Virtually all doctors have difficulty talking to their patients about death, and those conversations are even harder when the patient’s ethnicity is different from the doctor’s, according to a study published Wednesday in the online journal Plos One.


EurekAlert! by American Association for the Advancement of Science:
Patient-doctor ethnic differences thwart end-of-life conversations

Most doctors balk at talking with seriously ill patients about what's important to them in their final days, especially if the patient's ethnicity is different than their own, according to a new study by researchers at the Stanford University School of Medicine.


Medical Daily:
Patients Must Begin End-Of-Life Care Conversations Because Doctors Often Fail To Communicate

Most doctors hesitate to begin a serious conversation with their deathly ill patients about what the final days will look like, say researchers at the Stanford School of Medicine. The new study, which surveyed medical residents during their final year of training, finds this to be especially true when a patient’s ethnicity is different than a doctor’s own.


Association of Health Care Journalists:
Why is it so hard to discuss end-of life-care? #ahcj15

A provocative examination of end-of-life care brought this question into sharp focus for journalists attending Health Journalism 2015. Paul Kleyman, who moderated a panel on the topic, noted that essential end-of-life elements first reported on 30 years ago – such as affordability and death with dignity – are still relevant and have intensified.


National Continuing Care Residents Association (NACCRA) March/April 2015:
How Doctors Die (It’s not like the rest of us)

Study reveals disparity between how doctors choose to die and how they treat dying patients.

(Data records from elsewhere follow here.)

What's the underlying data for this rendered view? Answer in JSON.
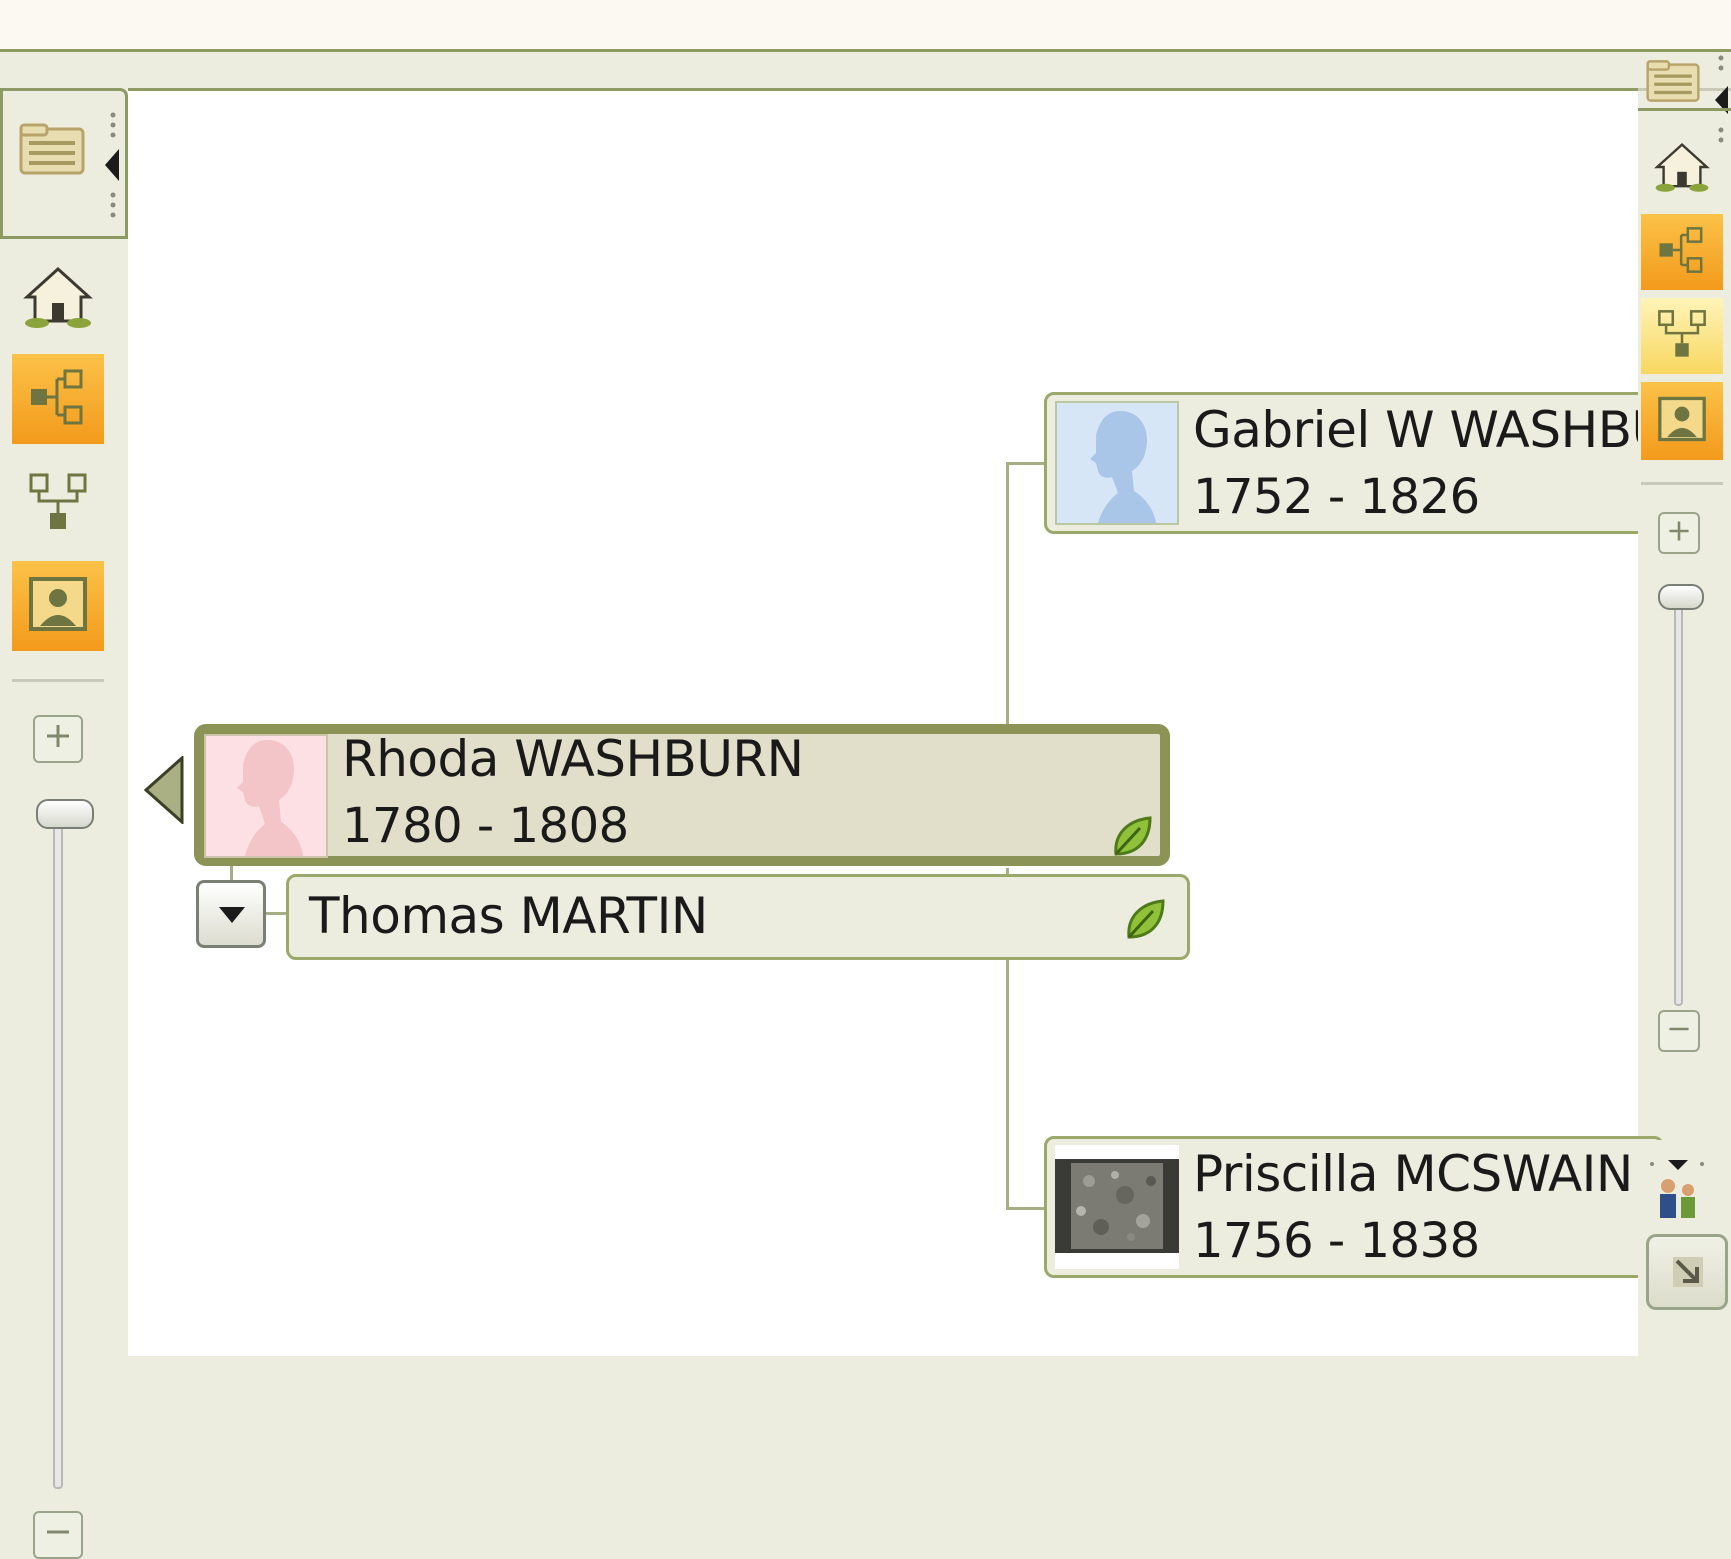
{
  "people": {
    "focus": {
      "name": "Rhoda WASHBURN",
      "dates": "1780 - 1808"
    },
    "spouse": {
      "name": "Thomas MARTIN"
    },
    "father": {
      "name": "Gabriel W WASHBURN",
      "dates": "1752 - 1826"
    },
    "mother": {
      "name": "Priscilla MCSWAIN",
      "dates": "1756 - 1838"
    }
  },
  "colors": {
    "accent_orange": "#f39a1b",
    "border_green": "#8e9a63",
    "male_silhouette": "#a9c6e8",
    "female_silhouette": "#f3c4c8"
  }
}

In a recent survey of more than 1,000 doctors, 88 percent said they’d choose a “no code” or do-not- resuscitate order for themselves if the risks and burdens of treatment outweighed the expected benefits


Aftering:
Death and Dying, Lost in Translation

Language barriers top the list of challenges doctors face with end-of-life conversations with patients from different ethnic backgrounds. It’s never easy for doctors to talk to their patients about death, but it’s especially hard when they don’t speak the same language. In fact, language differences top the list of barriers doctors encounter when discussing end-of-life issues with patients, according to a study published today in the journal PLoS One.


Fierce Practice Management:
Cultural differences create bigger end-of-life challenges

While patient-physician discussions about end-of-life (EOL) care are notoriously difficult, barriers to effective planning is that much harder for patients with diverse ethnicities, according to research from Stanford University School of Medicine published in PLOS ONE.


Neurology Update powered by 6 minutes:
Cultural differences thwart end-of-life conversations

Almost all doctors dealing with dying patients report difficulties with end-of-life conversations, but the problem is exacerbated when the patient is of a different...


New America Media:
Why Multiethnic Doctors Struggle With Patients’ End-of-Life Care

A provocative examination of end-of-life care brought this question into sharp focus for journalists attending the recent Health Journalism 2015 conference here. Paul Kleyman, who moderated a panel on the topic, noted that essential end-of-life elements first reported on 30 years ago – such as affordability and death with dignity – are still relevant and have intensified.